Source data below:
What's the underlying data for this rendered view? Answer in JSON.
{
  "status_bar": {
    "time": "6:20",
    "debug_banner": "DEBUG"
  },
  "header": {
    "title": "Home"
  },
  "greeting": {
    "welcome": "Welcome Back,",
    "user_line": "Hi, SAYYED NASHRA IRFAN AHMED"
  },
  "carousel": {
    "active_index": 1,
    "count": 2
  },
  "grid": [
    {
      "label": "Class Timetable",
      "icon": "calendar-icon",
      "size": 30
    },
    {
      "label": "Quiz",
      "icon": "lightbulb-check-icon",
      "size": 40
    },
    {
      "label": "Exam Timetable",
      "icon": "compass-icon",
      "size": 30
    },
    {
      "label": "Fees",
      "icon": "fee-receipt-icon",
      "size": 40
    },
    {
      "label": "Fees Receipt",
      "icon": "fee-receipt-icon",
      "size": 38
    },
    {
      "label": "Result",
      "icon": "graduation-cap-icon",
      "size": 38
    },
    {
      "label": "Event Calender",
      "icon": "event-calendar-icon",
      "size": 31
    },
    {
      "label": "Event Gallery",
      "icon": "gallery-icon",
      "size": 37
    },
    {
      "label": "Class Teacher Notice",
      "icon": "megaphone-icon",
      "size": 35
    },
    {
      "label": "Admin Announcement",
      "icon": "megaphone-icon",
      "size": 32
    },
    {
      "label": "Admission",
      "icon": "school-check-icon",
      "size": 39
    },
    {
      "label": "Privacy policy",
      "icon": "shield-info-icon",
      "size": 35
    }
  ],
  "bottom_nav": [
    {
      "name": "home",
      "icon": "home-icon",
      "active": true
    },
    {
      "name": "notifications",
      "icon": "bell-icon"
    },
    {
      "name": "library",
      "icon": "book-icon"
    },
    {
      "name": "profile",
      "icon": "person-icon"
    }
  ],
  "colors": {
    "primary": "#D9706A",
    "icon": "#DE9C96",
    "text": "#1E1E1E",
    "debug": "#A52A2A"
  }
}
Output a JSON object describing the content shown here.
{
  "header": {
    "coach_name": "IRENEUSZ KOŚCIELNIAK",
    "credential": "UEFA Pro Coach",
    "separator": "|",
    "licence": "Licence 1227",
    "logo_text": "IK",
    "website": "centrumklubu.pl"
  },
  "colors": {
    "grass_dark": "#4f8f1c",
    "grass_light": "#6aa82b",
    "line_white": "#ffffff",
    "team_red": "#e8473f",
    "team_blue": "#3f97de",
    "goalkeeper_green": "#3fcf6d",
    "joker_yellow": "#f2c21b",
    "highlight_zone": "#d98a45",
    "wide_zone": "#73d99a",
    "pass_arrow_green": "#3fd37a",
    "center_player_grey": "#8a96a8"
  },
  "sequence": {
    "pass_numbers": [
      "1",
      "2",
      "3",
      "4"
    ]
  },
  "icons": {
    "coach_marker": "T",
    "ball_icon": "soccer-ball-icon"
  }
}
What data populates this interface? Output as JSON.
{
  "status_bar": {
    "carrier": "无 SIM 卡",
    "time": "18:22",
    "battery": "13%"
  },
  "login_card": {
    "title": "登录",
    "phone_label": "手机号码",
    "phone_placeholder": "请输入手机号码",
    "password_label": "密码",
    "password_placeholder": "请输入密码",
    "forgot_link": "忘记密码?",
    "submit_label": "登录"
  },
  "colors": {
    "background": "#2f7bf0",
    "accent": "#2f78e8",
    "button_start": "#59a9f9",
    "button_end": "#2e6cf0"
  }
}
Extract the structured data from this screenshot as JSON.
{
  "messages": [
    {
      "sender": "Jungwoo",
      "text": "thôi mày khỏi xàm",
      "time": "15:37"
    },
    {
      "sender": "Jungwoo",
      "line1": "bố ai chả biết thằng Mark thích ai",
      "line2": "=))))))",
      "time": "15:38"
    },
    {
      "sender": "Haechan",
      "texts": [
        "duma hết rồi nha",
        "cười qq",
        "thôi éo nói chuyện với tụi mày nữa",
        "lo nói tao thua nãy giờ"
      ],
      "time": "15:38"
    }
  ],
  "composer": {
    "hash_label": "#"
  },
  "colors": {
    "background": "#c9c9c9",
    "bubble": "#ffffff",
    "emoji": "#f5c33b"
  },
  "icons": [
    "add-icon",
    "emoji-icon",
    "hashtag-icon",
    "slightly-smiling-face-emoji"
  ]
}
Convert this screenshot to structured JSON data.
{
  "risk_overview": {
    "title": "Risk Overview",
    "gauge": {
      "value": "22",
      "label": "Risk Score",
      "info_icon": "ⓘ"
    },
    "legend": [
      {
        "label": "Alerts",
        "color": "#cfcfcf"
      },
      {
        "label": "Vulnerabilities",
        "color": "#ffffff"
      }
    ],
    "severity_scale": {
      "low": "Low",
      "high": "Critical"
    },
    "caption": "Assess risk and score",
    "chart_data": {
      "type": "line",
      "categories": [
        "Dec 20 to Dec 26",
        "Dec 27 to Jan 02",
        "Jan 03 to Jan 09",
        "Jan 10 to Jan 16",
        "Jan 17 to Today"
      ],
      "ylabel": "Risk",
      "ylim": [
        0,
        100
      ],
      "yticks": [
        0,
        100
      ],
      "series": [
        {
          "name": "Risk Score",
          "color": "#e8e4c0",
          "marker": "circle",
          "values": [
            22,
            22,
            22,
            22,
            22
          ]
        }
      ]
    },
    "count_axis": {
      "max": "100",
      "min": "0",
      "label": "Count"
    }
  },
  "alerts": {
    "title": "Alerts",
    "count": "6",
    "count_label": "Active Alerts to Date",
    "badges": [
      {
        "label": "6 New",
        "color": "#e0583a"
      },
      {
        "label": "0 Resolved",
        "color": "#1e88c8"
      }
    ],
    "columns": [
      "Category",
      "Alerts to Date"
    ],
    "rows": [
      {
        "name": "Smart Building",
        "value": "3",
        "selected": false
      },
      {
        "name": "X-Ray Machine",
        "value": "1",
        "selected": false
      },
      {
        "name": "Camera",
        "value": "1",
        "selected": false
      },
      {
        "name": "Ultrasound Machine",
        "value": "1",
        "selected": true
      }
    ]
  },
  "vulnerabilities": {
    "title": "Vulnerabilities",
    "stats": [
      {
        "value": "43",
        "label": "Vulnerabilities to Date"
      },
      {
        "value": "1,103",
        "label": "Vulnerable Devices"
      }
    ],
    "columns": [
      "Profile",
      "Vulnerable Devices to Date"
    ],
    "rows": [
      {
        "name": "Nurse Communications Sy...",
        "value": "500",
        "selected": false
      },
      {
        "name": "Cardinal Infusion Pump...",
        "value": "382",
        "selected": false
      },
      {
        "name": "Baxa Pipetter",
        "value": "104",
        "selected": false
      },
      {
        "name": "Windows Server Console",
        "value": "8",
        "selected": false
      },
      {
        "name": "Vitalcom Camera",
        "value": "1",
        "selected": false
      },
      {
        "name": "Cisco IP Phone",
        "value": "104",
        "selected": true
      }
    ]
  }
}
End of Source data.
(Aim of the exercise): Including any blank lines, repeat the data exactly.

(Written response):
What's the underlying data for this rendered view? Answer in JSON.
{
  "status_bar": {
    "time": "6:20",
    "debug_banner": "DEBUG"
  },
  "header": {
    "title": "Home"
  },
  "greeting": {
    "welcome": "Welcome Back,",
    "user_line": "Hi, SAYYED NASHRA IRFAN AHMED"
  },
  "carousel": {
    "active_index": 1,
    "count": 2
  },
  "grid": [
    {
      "label": "Class Timetable",
      "icon": "calendar-icon",
      "size": 30
    },
    {
      "label": "Quiz",
      "icon": "lightbulb-check-icon",
      "size": 40
    },
    {
      "label": "Exam Timetable",
      "icon": "compass-icon",
      "size": 30
    },
    {
      "label": "Fees",
      "icon": "fee-receipt-icon",
      "size": 40
    },
    {
      "label": "Fees Receipt",
      "icon": "fee-receipt-icon",
      "size": 38
    },
    {
      "label": "Result",
      "icon": "graduation-cap-icon",
      "size": 38
    },
    {
      "label": "Event Calender",
      "icon": "event-calendar-icon",
      "size": 31
    },
    {
      "label": "Event Gallery",
      "icon": "gallery-icon",
      "size": 37
    },
    {
      "label": "Class Teacher Notice",
      "icon": "megaphone-icon",
      "size": 35
    },
    {
      "label": "Admin Announcement",
      "icon": "megaphone-icon",
      "size": 32
    },
    {
      "label": "Admission",
      "icon": "school-check-icon",
      "size": 39
    },
    {
      "label": "Privacy policy",
      "icon": "shield-info-icon",
      "size": 35
    }
  ],
  "bottom_nav": [
    {
      "name": "home",
      "icon": "home-icon",
      "active": true
    },
    {
      "name": "notifications",
      "icon": "bell-icon"
    },
    {
      "name": "library",
      "icon": "book-icon"
    },
    {
      "name": "profile",
      "icon": "person-icon"
    }
  ],
  "colors": {
    "primary": "#D9706A",
    "icon": "#DE9C96",
    "text": "#1E1E1E",
    "debug": "#A52A2A"
  }
}
Output a JSON object describing the content shown here.
{
  "header": {
    "coach_name": "IRENEUSZ KOŚCIELNIAK",
    "credential": "UEFA Pro Coach",
    "separator": "|",
    "licence": "Licence 1227",
    "logo_text": "IK",
    "website": "centrumklubu.pl"
  },
  "colors": {
    "grass_dark": "#4f8f1c",
    "grass_light": "#6aa82b",
    "line_white": "#ffffff",
    "team_red": "#e8473f",
    "team_blue": "#3f97de",
    "goalkeeper_green": "#3fcf6d",
    "joker_yellow": "#f2c21b",
    "highlight_zone": "#d98a45",
    "wide_zone": "#73d99a",
    "pass_arrow_green": "#3fd37a",
    "center_player_grey": "#8a96a8"
  },
  "sequence": {
    "pass_numbers": [
      "1",
      "2",
      "3",
      "4"
    ]
  },
  "icons": {
    "coach_marker": "T",
    "ball_icon": "soccer-ball-icon"
  }
}
What data populates this interface? Output as JSON.
{
  "status_bar": {
    "carrier": "无 SIM 卡",
    "time": "18:22",
    "battery": "13%"
  },
  "login_card": {
    "title": "登录",
    "phone_label": "手机号码",
    "phone_placeholder": "请输入手机号码",
    "password_label": "密码",
    "password_placeholder": "请输入密码",
    "forgot_link": "忘记密码?",
    "submit_label": "登录"
  },
  "colors": {
    "background": "#2f7bf0",
    "accent": "#2f78e8",
    "button_start": "#59a9f9",
    "button_end": "#2e6cf0"
  }
}
Extract the structured data from this screenshot as JSON.
{
  "messages": [
    {
      "sender": "Jungwoo",
      "text": "thôi mày khỏi xàm",
      "time": "15:37"
    },
    {
      "sender": "Jungwoo",
      "line1": "bố ai chả biết thằng Mark thích ai",
      "line2": "=))))))",
      "time": "15:38"
    },
    {
      "sender": "Haechan",
      "texts": [
        "duma hết rồi nha",
        "cười qq",
        "thôi éo nói chuyện với tụi mày nữa",
        "lo nói tao thua nãy giờ"
      ],
      "time": "15:38"
    }
  ],
  "composer": {
    "hash_label": "#"
  },
  "colors": {
    "background": "#c9c9c9",
    "bubble": "#ffffff",
    "emoji": "#f5c33b"
  },
  "icons": [
    "add-icon",
    "emoji-icon",
    "hashtag-icon",
    "slightly-smiling-face-emoji"
  ]
}
Convert this screenshot to structured JSON data.
{
  "risk_overview": {
    "title": "Risk Overview",
    "gauge": {
      "value": "22",
      "label": "Risk Score",
      "info_icon": "ⓘ"
    },
    "legend": [
      {
        "label": "Alerts",
        "color": "#cfcfcf"
      },
      {
        "label": "Vulnerabilities",
        "color": "#ffffff"
      }
    ],
    "severity_scale": {
      "low": "Low",
      "high": "Critical"
    },
    "caption": "Assess risk and score",
    "chart_data": {
      "type": "line",
      "categories": [
        "Dec 20 to Dec 26",
        "Dec 27 to Jan 02",
        "Jan 03 to Jan 09",
        "Jan 10 to Jan 16",
        "Jan 17 to Today"
      ],
      "ylabel": "Risk",
      "ylim": [
        0,
        100
      ],
      "yticks": [
        0,
        100
      ],
      "series": [
        {
          "name": "Risk Score",
          "color": "#e8e4c0",
          "marker": "circle",
          "values": [
            22,
            22,
            22,
            22,
            22
          ]
        }
      ]
    },
    "count_axis": {
      "max": "100",
      "min": "0",
      "label": "Count"
    }
  },
  "alerts": {
    "title": "Alerts",
    "count": "6",
    "count_label": "Active Alerts to Date",
    "badges": [
      {
        "label": "6 New",
        "color": "#e0583a"
      },
      {
        "label": "0 Resolved",
        "color": "#1e88c8"
      }
    ],
    "columns": [
      "Category",
      "Alerts to Date"
    ],
    "rows": [
      {
        "name": "Smart Building",
        "value": "3",
        "selected": false
      },
      {
        "name": "X-Ray Machine",
        "value": "1",
        "selected": false
      },
      {
        "name": "Camera",
        "value": "1",
        "selected": false
      },
      {
        "name": "Ultrasound Machine",
        "value": "1",
        "selected": true
      }
    ]
  },
  "vulnerabilities": {
    "title": "Vulnerabilities",
    "stats": [
      {
        "value": "43",
        "label": "Vulnerabilities to Date"
      },
      {
        "value": "1,103",
        "label": "Vulnerable Devices"
      }
    ],
    "columns": [
      "Profile",
      "Vulnerable Devices to Date"
    ],
    "rows": [
      {
        "name": "Nurse Communications Sy...",
        "value": "500",
        "selected": false
      },
      {
        "name": "Cardinal Infusion Pump...",
        "value": "382",
        "selected": false
      },
      {
        "name": "Baxa Pipetter",
        "value": "104",
        "selected": false
      },
      {
        "name": "Windows Server Console",
        "value": "8",
        "selected": false
      },
      {
        "name": "Vitalcom Camera",
        "value": "1",
        "selected": false
      },
      {
        "name": "Cisco IP Phone",
        "value": "104",
        "selected": true
      }
    ]
  }
}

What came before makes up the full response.